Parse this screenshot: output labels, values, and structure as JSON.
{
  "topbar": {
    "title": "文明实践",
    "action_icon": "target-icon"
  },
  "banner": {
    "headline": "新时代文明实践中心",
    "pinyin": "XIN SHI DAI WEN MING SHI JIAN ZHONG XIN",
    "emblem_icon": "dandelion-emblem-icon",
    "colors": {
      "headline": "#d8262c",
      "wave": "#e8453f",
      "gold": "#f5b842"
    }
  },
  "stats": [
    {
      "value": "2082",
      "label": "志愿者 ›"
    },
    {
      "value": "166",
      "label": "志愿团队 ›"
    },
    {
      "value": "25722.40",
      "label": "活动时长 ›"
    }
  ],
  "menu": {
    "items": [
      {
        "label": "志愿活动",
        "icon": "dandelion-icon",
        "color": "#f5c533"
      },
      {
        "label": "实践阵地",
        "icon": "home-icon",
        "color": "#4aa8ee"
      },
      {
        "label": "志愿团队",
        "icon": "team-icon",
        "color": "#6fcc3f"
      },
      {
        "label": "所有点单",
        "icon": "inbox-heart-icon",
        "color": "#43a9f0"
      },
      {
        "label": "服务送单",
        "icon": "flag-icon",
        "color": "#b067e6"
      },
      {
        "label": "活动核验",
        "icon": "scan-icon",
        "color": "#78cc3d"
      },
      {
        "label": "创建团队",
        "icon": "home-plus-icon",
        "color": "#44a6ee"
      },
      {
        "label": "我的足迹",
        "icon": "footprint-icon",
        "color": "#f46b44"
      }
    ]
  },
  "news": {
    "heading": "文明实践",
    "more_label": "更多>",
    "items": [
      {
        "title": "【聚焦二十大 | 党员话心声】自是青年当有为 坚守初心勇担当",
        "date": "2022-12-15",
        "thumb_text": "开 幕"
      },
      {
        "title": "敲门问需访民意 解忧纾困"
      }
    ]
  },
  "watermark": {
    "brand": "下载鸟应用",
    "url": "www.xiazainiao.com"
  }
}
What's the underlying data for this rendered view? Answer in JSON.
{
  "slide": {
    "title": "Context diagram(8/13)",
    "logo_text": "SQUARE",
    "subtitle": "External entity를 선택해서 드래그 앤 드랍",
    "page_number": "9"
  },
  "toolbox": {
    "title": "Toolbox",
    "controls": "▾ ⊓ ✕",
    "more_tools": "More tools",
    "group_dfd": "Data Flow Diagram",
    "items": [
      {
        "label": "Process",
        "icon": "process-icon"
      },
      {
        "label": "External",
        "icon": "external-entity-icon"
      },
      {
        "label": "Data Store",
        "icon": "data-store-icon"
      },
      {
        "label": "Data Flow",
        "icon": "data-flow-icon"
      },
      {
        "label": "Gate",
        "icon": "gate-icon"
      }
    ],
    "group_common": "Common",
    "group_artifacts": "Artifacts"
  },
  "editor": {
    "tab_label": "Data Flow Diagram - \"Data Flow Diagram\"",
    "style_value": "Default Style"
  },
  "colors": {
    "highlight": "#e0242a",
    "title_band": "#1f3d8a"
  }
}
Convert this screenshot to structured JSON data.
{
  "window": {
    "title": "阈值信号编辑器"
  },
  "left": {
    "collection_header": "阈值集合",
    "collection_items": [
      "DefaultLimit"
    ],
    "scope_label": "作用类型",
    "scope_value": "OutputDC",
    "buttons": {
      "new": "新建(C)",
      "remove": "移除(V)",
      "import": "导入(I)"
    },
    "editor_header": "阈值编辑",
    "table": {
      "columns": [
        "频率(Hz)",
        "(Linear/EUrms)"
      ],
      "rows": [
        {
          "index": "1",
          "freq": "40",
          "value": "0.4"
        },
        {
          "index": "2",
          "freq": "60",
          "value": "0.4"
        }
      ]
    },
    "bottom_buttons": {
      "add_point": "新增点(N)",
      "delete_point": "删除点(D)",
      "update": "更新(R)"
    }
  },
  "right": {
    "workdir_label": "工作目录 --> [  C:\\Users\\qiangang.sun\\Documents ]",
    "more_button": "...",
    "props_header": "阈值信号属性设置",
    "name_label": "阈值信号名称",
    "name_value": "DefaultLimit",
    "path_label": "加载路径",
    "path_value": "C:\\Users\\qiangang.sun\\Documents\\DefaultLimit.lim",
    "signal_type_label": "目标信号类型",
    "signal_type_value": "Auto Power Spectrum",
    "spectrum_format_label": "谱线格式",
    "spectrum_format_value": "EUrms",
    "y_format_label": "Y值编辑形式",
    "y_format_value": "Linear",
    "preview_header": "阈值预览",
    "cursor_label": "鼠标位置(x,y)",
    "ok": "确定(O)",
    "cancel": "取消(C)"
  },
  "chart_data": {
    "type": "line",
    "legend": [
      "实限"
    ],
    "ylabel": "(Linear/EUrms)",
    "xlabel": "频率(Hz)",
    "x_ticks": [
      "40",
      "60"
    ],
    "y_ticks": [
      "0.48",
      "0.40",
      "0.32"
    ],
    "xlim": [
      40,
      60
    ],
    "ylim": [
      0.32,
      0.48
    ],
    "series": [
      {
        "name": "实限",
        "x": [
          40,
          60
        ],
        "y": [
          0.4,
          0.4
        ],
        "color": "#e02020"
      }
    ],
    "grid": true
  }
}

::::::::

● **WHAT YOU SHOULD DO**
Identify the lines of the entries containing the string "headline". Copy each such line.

● **TASK RESPONSE**
    "headline": "新时代文明实践中心",
      "headline": "#d8262c",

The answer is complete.